Here’s the underside of the control panel. We used an iPac to wire everything up (SO easy … God I would not build one any other way). Every button has one wire running to the iPac, and one common ground wire. Wiring the whole thing up would have taken less than an hour but of course we learned everything the hard way on this one. I bought the wrong kind of wire, so one night we ran up to Radio Shack and got the right kind.
Half of building a MAME cabinet is the MAME half — that is, getting your computer configured and running just right. Trust me on this one folks, it’s a HECK of a lot easier to get everything working while it still looks like a computer instead of working on it when you’ve got it already installed into a cabinet.
Since we were building a cabinet mainly to play old school games, we had to run through everything and make sure MAME was rotating the games to the left. I used LemonMAME front end, which is very easy to configure for a vertical monitor as well.
Here’s another shot of the MAME guts. There’s the monitor, the motherboard (which unfortunately did not have an onboard sound card), the keyboard/mouse, hard drive, CD-Rom, and power supply.
Here’s us installing the monitor. We maintained the original slope of the original monitor. We bought a few metal L brackets, and I cut some 2×4′s 2′ long. Then, The Stranger held the monitor in place while I frantically screwed in the 2×4′s to support the weight. In the end I think we used 4 2×4′s. 2 probably would have held it, but we wanted to be super sure that this thing wouldn’t move.
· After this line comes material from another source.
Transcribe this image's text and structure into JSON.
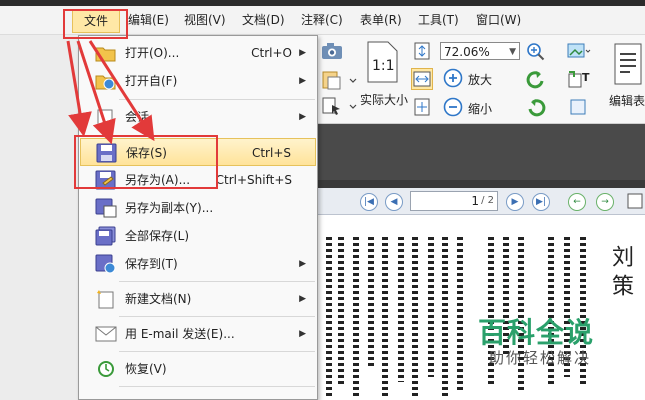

Not only does he drill, he looks good doing it. What can I say, folks. :) Once we had the monitor secured, we measured the distance from the sides of the cabinet, centered it, cut little blocks of wood to hold it in the middle and screwed those into place as well. Then we shook the cabinet violently and nothing moved. Then, we danced.
The original marquee light was shot so we went to Wal-Mart and bought an 18″ desk light. Then I cut a piece of wood to fit and we screwed it into place. Simple. To make the bezel we went to Wal-Mart (again) and bought some black poster board. We laid the original plexiglass sheet in place, and then market on the posterboard where the monitor screen would be. Then we went into the living room and cut out the square with an exacto-knife. This MAME Cabinet is has more Wal-Mart parts and duct tape than any other one on the planet.
I always like MAME cabinets to look like real arcade cabinets on the inside, so were we are mounting the motherboard to the side of the cabinet.
The hard drive, CD-Rom drive, and iPac board are all duct taped into place. Mu-ha-ha-ha …
I wasn’t kidding. BTW, we cut the wires that went to the motherboard for the CPU’s power button, and ran them to a spare arcade button which we hid on the top of the cabinet. Works great, and looks cool
Final results — here’s the machine, up and running. The picture on the screen is a custom background I made out of The Stranger’s favorite arcade bezels (we used the artwork from MAME). The red/blue joysticks from Happs were a nice touch. The Stranger got the marquee from the same guy he got the side art from. Lit up from the back, it looks awesome, just like the real thing!
Here’s a link to the 600×800 Background, if you want to check it out or use it:
Here I am, covered in saw dust, playing a little Ms. Pac-Man.
The last thing we need to do is finish up closing up the control panel, but everything works so well at the moment we hate to mess with it.